Report each line of the entries below that includes "value".

━━ Dataset extract ━━

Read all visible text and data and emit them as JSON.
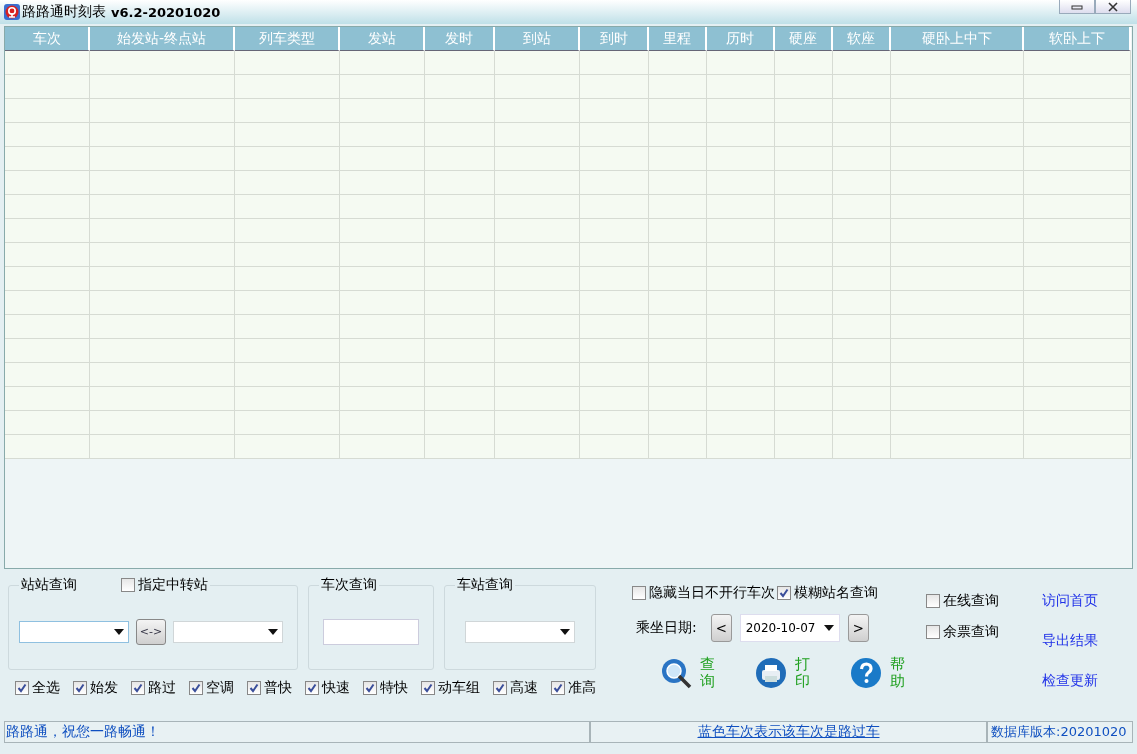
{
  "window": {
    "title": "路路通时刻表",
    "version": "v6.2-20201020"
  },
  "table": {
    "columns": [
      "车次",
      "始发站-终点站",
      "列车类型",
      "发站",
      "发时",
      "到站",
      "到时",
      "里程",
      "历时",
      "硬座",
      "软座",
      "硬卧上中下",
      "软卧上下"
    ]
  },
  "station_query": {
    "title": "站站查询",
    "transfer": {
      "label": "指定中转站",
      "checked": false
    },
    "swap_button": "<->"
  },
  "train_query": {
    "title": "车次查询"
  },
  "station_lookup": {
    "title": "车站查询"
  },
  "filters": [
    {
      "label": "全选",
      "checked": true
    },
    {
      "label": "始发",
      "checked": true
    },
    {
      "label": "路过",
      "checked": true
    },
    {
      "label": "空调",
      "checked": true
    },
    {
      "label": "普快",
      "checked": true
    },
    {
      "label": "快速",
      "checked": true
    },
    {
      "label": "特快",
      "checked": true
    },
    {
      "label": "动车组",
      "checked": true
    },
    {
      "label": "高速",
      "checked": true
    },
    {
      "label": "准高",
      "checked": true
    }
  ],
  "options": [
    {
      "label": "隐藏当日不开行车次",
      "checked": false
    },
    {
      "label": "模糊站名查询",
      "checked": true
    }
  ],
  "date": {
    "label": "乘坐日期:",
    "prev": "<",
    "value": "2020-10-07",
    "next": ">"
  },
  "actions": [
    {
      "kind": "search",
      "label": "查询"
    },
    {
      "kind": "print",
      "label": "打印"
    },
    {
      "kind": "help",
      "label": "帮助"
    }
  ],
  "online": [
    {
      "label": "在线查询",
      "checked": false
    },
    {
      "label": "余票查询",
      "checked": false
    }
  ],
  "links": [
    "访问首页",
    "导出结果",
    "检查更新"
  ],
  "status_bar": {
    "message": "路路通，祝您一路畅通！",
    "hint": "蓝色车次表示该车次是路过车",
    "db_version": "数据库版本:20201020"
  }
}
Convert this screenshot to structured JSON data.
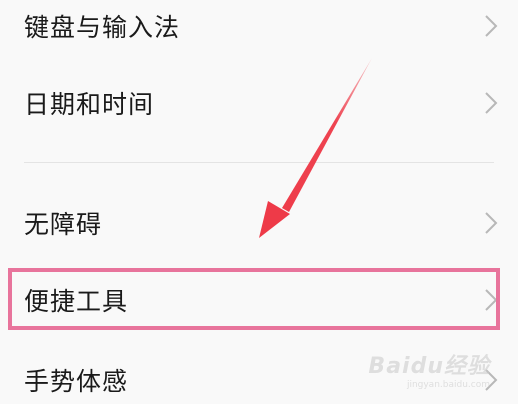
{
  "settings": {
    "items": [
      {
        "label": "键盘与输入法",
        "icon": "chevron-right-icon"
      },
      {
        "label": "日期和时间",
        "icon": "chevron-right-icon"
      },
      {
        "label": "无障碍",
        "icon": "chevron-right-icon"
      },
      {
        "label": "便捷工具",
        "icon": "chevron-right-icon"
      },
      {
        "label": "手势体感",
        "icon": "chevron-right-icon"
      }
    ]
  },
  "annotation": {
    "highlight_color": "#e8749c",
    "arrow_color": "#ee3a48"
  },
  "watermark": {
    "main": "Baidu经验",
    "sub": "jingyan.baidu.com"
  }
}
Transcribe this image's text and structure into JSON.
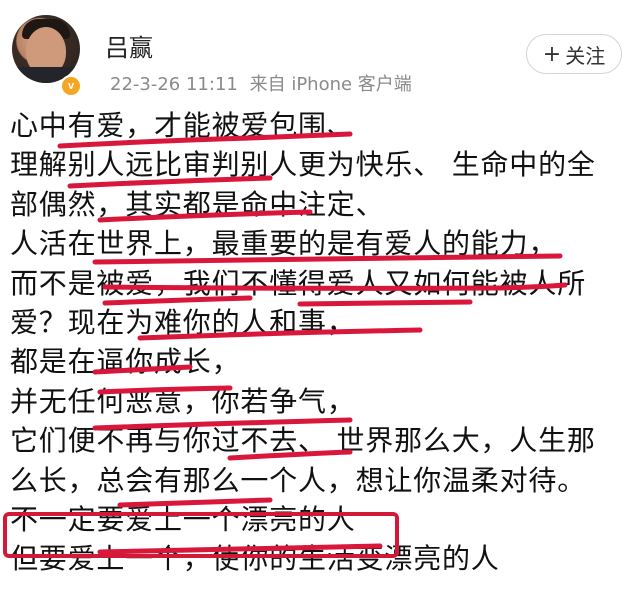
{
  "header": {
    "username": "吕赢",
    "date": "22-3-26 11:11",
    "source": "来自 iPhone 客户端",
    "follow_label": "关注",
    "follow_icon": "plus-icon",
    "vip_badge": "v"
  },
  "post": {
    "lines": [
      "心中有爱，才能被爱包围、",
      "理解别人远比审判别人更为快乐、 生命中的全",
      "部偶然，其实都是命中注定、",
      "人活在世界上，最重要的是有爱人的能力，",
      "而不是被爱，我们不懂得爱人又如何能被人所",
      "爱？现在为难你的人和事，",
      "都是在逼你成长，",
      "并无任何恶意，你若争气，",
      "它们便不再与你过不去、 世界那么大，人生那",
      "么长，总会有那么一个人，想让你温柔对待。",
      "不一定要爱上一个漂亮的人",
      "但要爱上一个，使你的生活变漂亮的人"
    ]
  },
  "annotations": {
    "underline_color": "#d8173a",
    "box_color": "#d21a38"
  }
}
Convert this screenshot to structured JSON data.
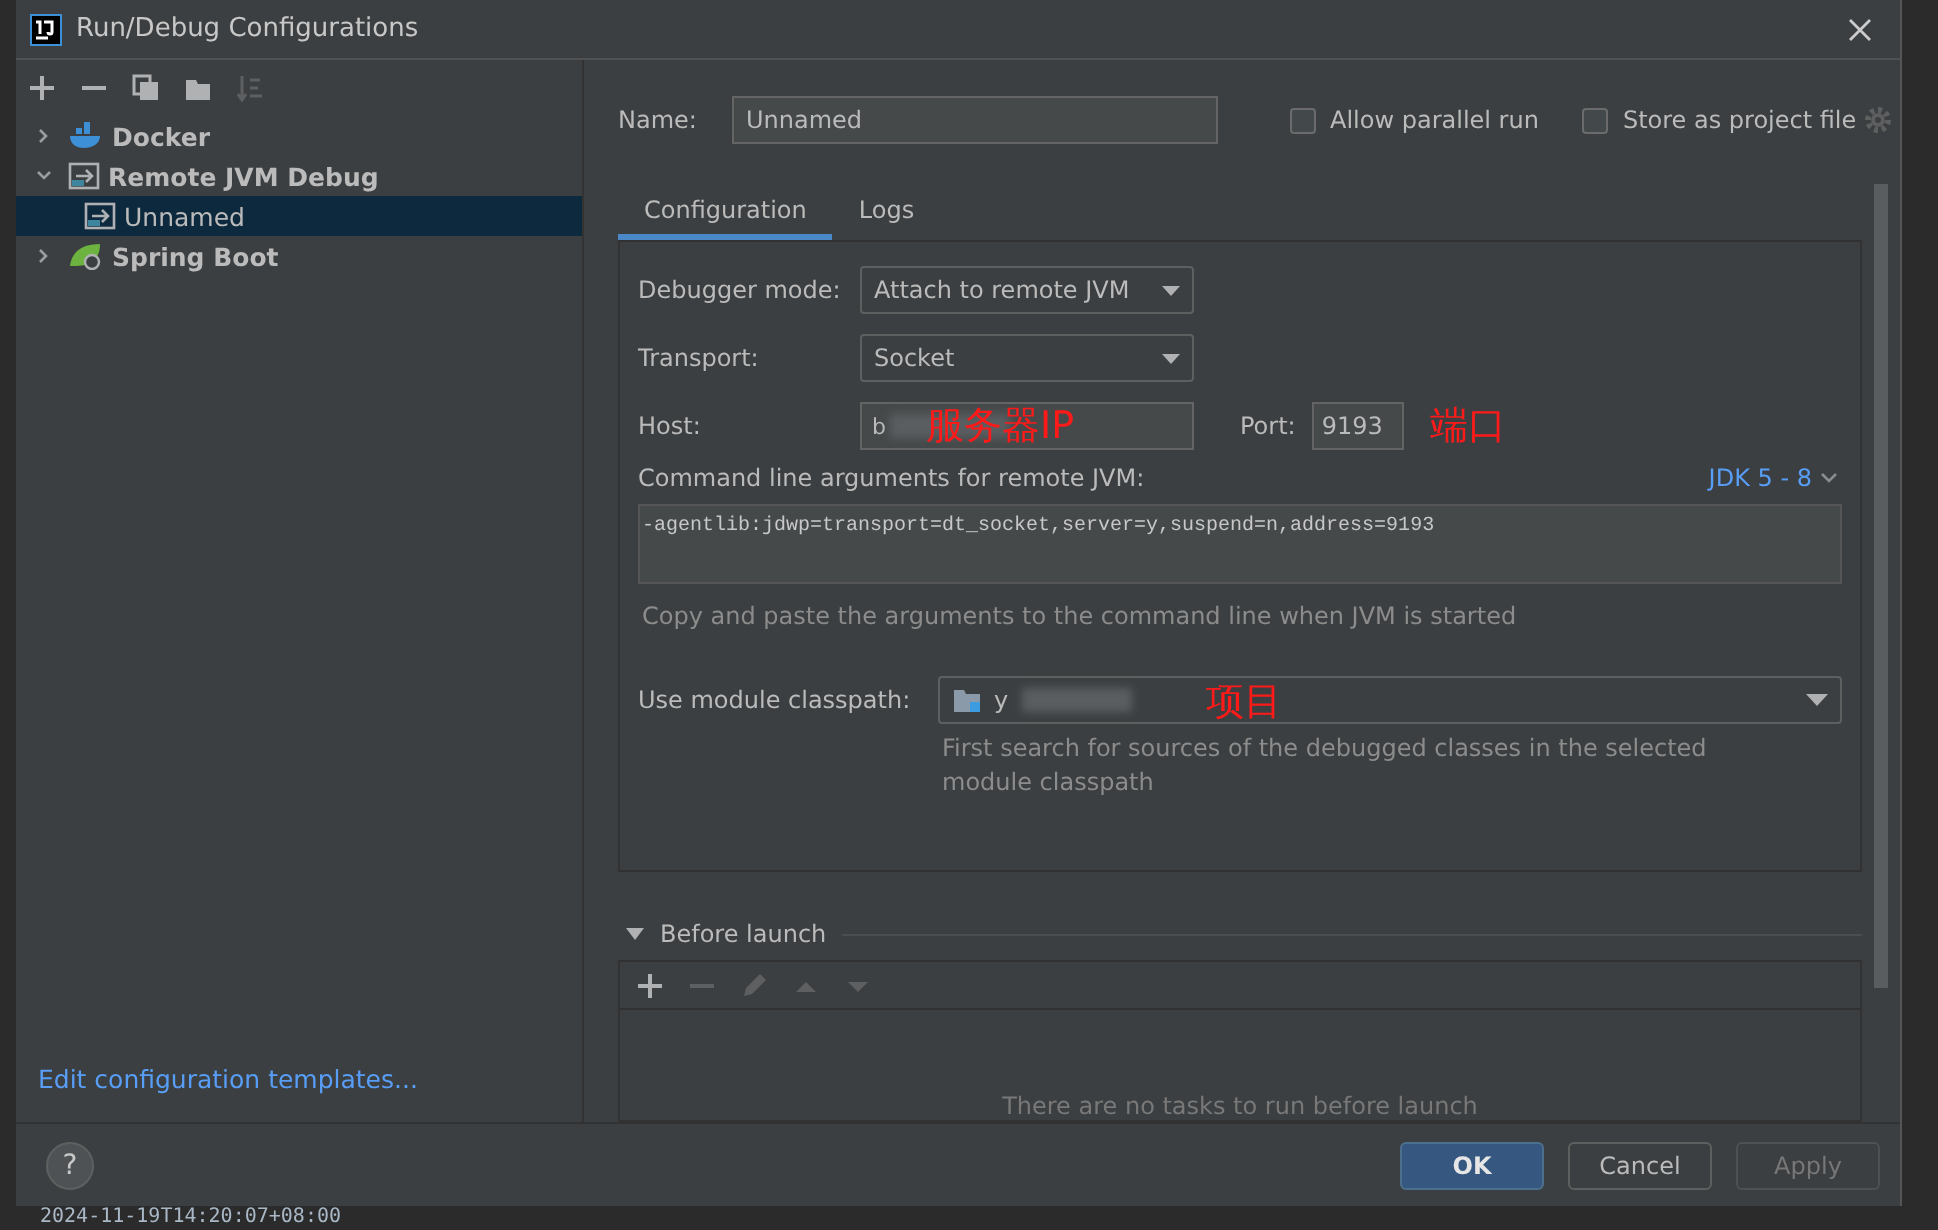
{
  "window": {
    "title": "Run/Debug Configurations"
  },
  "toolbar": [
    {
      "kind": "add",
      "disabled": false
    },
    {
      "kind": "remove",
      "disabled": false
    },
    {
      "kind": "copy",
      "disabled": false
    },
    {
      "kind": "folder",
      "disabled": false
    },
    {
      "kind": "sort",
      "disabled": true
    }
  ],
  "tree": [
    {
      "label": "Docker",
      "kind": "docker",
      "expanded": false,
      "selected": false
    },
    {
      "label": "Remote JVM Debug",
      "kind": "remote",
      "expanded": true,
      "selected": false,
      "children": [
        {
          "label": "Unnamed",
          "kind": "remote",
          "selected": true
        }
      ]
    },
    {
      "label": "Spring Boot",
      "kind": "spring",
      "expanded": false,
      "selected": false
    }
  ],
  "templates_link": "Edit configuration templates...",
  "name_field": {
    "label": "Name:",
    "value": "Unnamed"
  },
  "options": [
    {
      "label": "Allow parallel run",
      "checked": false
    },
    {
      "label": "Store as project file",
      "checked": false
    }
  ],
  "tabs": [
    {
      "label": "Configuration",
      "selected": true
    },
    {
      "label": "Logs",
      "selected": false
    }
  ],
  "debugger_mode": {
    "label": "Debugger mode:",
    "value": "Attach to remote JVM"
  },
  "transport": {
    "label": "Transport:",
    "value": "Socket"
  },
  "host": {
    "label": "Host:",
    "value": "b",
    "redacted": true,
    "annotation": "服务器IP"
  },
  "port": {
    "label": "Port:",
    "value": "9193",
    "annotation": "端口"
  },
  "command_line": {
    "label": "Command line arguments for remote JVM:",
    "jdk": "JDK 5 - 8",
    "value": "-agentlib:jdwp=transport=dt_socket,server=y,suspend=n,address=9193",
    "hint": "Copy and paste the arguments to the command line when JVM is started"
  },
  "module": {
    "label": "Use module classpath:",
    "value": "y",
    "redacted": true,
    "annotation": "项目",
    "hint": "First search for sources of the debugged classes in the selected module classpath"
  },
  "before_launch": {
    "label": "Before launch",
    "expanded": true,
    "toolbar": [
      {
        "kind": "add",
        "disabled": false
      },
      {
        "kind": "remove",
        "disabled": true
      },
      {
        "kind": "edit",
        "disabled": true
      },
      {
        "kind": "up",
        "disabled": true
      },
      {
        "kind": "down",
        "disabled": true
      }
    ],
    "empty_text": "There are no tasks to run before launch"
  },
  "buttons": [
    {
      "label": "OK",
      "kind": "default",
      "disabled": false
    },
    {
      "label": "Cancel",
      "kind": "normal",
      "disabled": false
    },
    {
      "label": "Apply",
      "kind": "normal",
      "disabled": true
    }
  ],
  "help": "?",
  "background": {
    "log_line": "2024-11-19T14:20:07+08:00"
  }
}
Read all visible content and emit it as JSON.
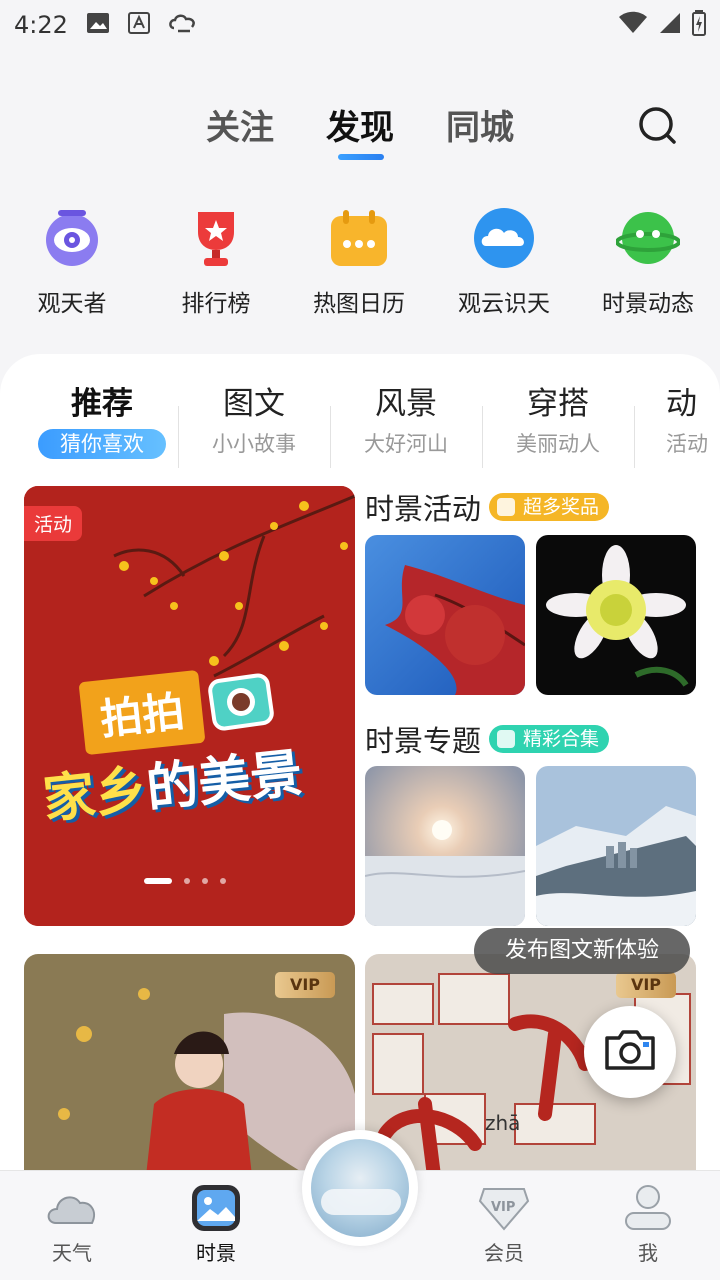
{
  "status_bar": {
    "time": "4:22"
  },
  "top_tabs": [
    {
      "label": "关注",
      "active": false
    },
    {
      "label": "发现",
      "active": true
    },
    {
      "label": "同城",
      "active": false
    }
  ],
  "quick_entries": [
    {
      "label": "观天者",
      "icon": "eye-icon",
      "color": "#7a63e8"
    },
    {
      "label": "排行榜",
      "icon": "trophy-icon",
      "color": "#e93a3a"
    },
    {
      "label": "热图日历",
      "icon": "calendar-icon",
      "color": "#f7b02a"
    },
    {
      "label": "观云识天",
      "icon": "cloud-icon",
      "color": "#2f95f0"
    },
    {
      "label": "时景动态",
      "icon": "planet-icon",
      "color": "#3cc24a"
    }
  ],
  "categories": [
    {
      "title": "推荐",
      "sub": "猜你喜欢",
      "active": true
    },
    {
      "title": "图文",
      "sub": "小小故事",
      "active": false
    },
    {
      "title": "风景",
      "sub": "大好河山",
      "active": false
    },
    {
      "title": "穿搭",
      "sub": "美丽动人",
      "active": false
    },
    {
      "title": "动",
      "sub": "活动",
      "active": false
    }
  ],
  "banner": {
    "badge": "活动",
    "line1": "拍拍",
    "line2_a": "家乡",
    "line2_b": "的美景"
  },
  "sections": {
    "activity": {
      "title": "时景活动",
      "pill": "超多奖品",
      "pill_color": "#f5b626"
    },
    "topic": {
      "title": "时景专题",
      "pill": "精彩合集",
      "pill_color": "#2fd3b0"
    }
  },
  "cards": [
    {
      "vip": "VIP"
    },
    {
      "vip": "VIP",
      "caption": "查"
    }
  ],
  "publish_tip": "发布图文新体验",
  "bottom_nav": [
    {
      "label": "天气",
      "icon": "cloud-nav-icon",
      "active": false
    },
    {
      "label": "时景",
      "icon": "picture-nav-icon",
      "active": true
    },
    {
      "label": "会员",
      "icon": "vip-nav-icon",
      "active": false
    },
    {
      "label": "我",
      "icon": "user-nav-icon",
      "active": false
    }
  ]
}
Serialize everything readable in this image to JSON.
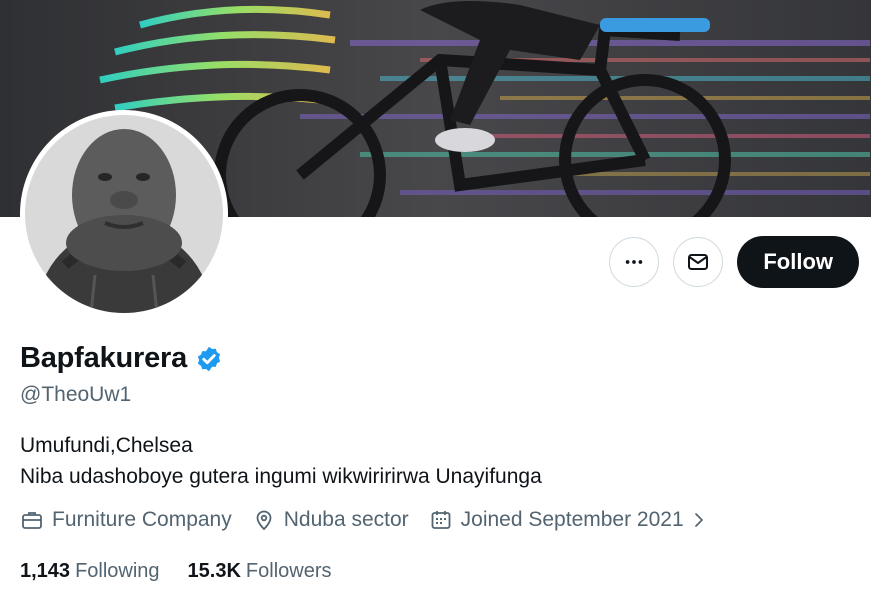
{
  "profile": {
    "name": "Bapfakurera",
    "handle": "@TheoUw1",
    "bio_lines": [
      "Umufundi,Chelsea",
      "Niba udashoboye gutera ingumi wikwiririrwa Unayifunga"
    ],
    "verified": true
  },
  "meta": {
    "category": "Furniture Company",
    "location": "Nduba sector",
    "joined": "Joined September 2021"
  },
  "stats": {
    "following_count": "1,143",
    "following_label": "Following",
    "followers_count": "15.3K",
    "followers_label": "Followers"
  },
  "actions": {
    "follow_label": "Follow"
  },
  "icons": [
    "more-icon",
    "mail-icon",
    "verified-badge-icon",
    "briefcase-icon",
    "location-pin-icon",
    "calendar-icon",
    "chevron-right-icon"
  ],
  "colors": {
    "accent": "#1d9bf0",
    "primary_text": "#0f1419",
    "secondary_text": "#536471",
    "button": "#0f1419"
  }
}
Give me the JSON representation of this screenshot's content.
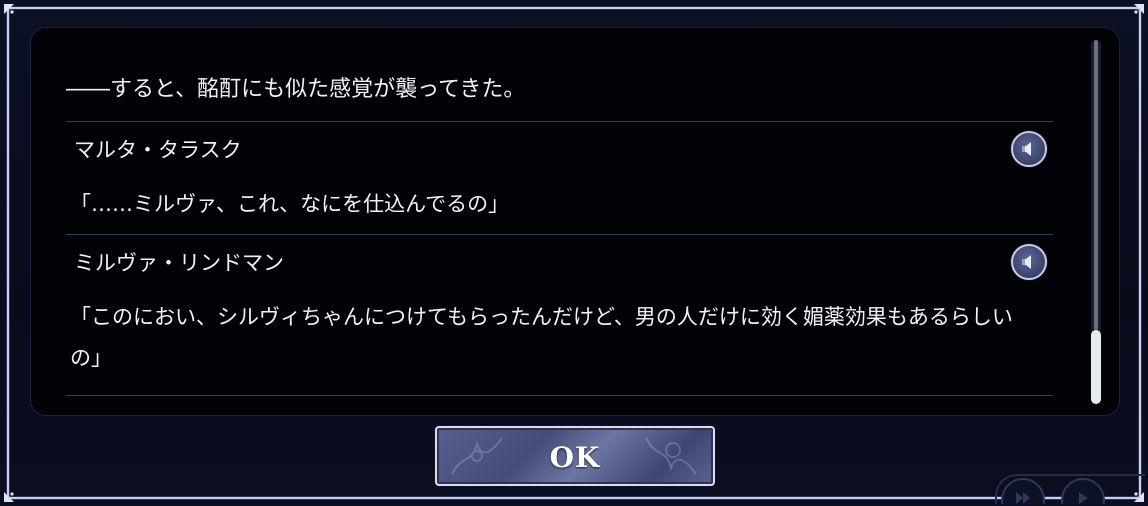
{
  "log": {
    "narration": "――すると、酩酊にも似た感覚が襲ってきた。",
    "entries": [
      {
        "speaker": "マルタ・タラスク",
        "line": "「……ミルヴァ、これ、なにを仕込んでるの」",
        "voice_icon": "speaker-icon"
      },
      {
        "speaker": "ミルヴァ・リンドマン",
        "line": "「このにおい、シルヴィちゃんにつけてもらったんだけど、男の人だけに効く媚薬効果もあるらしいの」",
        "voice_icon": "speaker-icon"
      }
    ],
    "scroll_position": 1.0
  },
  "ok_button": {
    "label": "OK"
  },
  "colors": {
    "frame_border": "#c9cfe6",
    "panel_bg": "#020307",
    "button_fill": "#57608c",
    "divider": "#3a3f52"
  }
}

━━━

**Solution for this exercise:**
    "value": "2020-10-07",
    "value": "Unnamed"
    "value": "Attach to remote JVM"
    "value": "Socket"
    "value": "b",
    "value": "9193",
    "value": "-agentlib:jdwp=transport=dt_socket,server=y,suspend=n,address=9193",
    "value": "y",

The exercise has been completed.